There was a fight, between the friend whose house it was and another person. Slowthai stepped in to break it up and got blood on his new tracksuit. “I was like, bro, you’re a dickhead! You’re in your own house! It’s not like we’re out and someone’s causing you offence.” He shakes his head. “I don’t even want to be there. Because if I can’t have fun without any substances, what kind of person am I?” He’s not drunk since, though weed and the occasional mushroom trip still seem to be part of his recreational repertoire.
Again, there’s two sides to his “I don’t need people” protestations. The final track on TYRON, adhd, talks about how Slowthai can’t be alone. How he needs his friends. It features a phone call from him to a mate, just saying that he misses him. It’s Slowthai’s favourite track on the album. He played the guitar, sampled it, and once he heard the sound, he knew what he wanted to do.
“I always wanted to make songs that make people cry,” he says. “Not just that you made people feel good, but you’ve really hit the emotion, or made them relive a moment where they feel something. And with that song, I never used that tone before and everyone in the room just went into the same headspace I was in. It allowed me to get everything off my chest. And I was dragging myself through the dirt. It made me feel like I’m hitting what I want to say. I’m fully getting it out. I’m expressing it.”
It’s the song he plays to himself in his headphones. “At the end of the day,’ he says, “I do music for people who need it. If you need it, it’s there. If you don’t need it, so be it. I can only be there for the people that need it. I know who I am, I know my beliefs, what I stand for. And my aim in life is to leave a legacy, something that is fundamental, that will live on long after me. Because my physical form, me as a person, is going to die.
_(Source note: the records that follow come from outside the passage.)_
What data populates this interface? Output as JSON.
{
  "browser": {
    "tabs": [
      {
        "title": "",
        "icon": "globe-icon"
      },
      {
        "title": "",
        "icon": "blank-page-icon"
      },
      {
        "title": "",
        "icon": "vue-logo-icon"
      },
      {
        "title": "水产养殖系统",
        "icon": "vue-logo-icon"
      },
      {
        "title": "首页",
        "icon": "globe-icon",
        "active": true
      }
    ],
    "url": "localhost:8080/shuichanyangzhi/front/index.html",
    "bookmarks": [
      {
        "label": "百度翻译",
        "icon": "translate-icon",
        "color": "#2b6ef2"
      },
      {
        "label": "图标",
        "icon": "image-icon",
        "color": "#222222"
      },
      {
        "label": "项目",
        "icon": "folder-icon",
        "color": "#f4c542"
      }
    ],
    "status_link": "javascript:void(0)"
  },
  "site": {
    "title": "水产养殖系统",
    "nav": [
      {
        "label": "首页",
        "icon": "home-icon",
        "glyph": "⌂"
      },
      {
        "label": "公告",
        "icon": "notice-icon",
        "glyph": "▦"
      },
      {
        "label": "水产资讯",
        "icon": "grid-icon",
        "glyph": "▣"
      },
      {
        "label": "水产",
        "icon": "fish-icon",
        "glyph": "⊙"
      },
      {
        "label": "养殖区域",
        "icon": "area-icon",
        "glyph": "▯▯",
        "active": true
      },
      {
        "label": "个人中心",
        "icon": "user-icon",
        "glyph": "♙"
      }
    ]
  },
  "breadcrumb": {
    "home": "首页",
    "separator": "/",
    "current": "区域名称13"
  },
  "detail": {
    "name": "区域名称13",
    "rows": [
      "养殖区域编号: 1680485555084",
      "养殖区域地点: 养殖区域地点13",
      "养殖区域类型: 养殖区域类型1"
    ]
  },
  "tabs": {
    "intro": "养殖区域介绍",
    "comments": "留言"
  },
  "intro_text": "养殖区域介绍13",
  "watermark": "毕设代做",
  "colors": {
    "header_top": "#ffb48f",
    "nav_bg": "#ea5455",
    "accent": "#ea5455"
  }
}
We’re all going to die. You can’t save a life, you can only prolong a death.” Slowthai grins. “Fuck it,” he says.
• TYRON is out on Method Records on 5 February